DIRECTIONS FOR THIS TASK: Each record below should be printed exactly as it was written.

(Excerpts from an interface dataset)
==========

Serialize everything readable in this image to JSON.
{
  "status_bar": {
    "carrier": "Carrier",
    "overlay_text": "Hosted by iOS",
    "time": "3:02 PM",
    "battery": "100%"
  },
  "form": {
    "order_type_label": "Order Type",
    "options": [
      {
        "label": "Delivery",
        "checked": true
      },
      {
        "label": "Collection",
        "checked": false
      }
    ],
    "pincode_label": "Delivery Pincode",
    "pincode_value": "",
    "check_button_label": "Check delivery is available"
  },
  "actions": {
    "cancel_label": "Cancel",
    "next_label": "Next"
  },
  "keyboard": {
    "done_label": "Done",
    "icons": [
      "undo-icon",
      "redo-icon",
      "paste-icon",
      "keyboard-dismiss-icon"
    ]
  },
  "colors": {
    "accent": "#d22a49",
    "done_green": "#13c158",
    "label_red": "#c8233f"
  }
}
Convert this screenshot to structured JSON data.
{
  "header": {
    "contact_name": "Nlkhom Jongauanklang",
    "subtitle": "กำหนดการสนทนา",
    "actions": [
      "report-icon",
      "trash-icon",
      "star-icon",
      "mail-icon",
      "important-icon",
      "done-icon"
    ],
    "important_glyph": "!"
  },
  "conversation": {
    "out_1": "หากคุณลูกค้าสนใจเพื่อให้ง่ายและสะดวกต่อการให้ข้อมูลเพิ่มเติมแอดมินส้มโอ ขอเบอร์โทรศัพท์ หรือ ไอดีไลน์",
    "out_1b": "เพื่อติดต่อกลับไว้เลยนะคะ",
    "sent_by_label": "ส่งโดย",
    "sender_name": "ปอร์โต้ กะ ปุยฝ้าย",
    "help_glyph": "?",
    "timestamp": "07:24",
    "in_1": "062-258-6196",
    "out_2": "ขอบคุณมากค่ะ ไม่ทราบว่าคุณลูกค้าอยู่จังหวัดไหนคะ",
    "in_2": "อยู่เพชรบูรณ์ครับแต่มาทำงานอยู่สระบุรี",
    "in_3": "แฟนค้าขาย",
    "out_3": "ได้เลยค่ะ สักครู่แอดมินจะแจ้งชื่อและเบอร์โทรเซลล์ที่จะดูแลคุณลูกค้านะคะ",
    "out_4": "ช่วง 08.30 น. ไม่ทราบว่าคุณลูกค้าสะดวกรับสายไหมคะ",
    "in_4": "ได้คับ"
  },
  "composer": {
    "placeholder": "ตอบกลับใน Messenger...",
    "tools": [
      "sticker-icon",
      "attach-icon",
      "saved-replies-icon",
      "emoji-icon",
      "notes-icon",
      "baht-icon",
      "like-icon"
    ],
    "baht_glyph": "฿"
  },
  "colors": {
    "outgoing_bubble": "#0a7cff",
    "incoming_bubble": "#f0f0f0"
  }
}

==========

ANSWER TO THIS PROBLEM:
Serialize everything readable in this image to JSON.
{
  "status_bar": {
    "carrier": "Carrier",
    "overlay_text": "Hosted by iOS",
    "time": "3:02 PM",
    "battery": "100%"
  },
  "form": {
    "order_type_label": "Order Type",
    "options": [
      {
        "label": "Delivery",
        "checked": true
      },
      {
        "label": "Collection",
        "checked": false
      }
    ],
    "pincode_label": "Delivery Pincode",
    "pincode_value": "",
    "check_button_label": "Check delivery is available"
  },
  "actions": {
    "cancel_label": "Cancel",
    "next_label": "Next"
  },
  "keyboard": {
    "done_label": "Done",
    "icons": [
      "undo-icon",
      "redo-icon",
      "paste-icon",
      "keyboard-dismiss-icon"
    ]
  },
  "colors": {
    "accent": "#d22a49",
    "done_green": "#13c158",
    "label_red": "#c8233f"
  }
}
Convert this screenshot to structured JSON data.
{
  "header": {
    "contact_name": "Nlkhom Jongauanklang",
    "subtitle": "กำหนดการสนทนา",
    "actions": [
      "report-icon",
      "trash-icon",
      "star-icon",
      "mail-icon",
      "important-icon",
      "done-icon"
    ],
    "important_glyph": "!"
  },
  "conversation": {
    "out_1": "หากคุณลูกค้าสนใจเพื่อให้ง่ายและสะดวกต่อการให้ข้อมูลเพิ่มเติมแอดมินส้มโอ ขอเบอร์โทรศัพท์ หรือ ไอดีไลน์",
    "out_1b": "เพื่อติดต่อกลับไว้เลยนะคะ",
    "sent_by_label": "ส่งโดย",
    "sender_name": "ปอร์โต้ กะ ปุยฝ้าย",
    "help_glyph": "?",
    "timestamp": "07:24",
    "in_1": "062-258-6196",
    "out_2": "ขอบคุณมากค่ะ ไม่ทราบว่าคุณลูกค้าอยู่จังหวัดไหนคะ",
    "in_2": "อยู่เพชรบูรณ์ครับแต่มาทำงานอยู่สระบุรี",
    "in_3": "แฟนค้าขาย",
    "out_3": "ได้เลยค่ะ สักครู่แอดมินจะแจ้งชื่อและเบอร์โทรเซลล์ที่จะดูแลคุณลูกค้านะคะ",
    "out_4": "ช่วง 08.30 น. ไม่ทราบว่าคุณลูกค้าสะดวกรับสายไหมคะ",
    "in_4": "ได้คับ"
  },
  "composer": {
    "placeholder": "ตอบกลับใน Messenger...",
    "tools": [
      "sticker-icon",
      "attach-icon",
      "saved-replies-icon",
      "emoji-icon",
      "notes-icon",
      "baht-icon",
      "like-icon"
    ],
    "baht_glyph": "฿"
  },
  "colors": {
    "outgoing_bubble": "#0a7cff",
    "incoming_bubble": "#f0f0f0"
  }
}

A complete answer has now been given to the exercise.